EXERCISE DESCRIPTION —
Whatever the data contains, copy all of it exactly.

● ● ●

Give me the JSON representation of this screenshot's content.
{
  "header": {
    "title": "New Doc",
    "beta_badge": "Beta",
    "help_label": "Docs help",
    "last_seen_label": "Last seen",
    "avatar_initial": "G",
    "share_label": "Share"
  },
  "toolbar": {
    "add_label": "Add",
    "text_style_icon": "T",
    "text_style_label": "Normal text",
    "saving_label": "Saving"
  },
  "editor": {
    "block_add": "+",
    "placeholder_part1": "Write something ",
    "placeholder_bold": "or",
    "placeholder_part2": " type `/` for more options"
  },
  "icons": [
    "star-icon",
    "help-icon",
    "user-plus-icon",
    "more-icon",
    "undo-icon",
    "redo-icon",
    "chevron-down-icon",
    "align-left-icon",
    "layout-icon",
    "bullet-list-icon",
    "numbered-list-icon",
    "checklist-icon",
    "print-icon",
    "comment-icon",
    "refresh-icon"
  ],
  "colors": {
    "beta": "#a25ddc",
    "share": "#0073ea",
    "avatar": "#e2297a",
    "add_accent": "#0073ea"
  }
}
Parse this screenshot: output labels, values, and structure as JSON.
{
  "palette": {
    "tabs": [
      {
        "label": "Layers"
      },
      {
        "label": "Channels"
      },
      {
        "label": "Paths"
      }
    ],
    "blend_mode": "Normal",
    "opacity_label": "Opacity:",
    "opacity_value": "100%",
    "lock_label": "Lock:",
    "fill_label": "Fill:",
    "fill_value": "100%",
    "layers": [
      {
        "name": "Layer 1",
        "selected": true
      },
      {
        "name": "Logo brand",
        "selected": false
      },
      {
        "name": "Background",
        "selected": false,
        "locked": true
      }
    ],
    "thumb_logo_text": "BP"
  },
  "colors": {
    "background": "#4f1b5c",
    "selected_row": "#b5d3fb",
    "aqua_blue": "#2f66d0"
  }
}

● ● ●

RESPONSE FOR THIS EXERCISE —
Give me the JSON representation of this screenshot's content.
{
  "header": {
    "title": "New Doc",
    "beta_badge": "Beta",
    "help_label": "Docs help",
    "last_seen_label": "Last seen",
    "avatar_initial": "G",
    "share_label": "Share"
  },
  "toolbar": {
    "add_label": "Add",
    "text_style_icon": "T",
    "text_style_label": "Normal text",
    "saving_label": "Saving"
  },
  "editor": {
    "block_add": "+",
    "placeholder_part1": "Write something ",
    "placeholder_bold": "or",
    "placeholder_part2": " type `/` for more options"
  },
  "icons": [
    "star-icon",
    "help-icon",
    "user-plus-icon",
    "more-icon",
    "undo-icon",
    "redo-icon",
    "chevron-down-icon",
    "align-left-icon",
    "layout-icon",
    "bullet-list-icon",
    "numbered-list-icon",
    "checklist-icon",
    "print-icon",
    "comment-icon",
    "refresh-icon"
  ],
  "colors": {
    "beta": "#a25ddc",
    "share": "#0073ea",
    "avatar": "#e2297a",
    "add_accent": "#0073ea"
  }
}
Parse this screenshot: output labels, values, and structure as JSON.
{
  "palette": {
    "tabs": [
      {
        "label": "Layers"
      },
      {
        "label": "Channels"
      },
      {
        "label": "Paths"
      }
    ],
    "blend_mode": "Normal",
    "opacity_label": "Opacity:",
    "opacity_value": "100%",
    "lock_label": "Lock:",
    "fill_label": "Fill:",
    "fill_value": "100%",
    "layers": [
      {
        "name": "Layer 1",
        "selected": true
      },
      {
        "name": "Logo brand",
        "selected": false
      },
      {
        "name": "Background",
        "selected": false,
        "locked": true
      }
    ],
    "thumb_logo_text": "BP"
  },
  "colors": {
    "background": "#4f1b5c",
    "selected_row": "#b5d3fb",
    "aqua_blue": "#2f66d0"
  }
}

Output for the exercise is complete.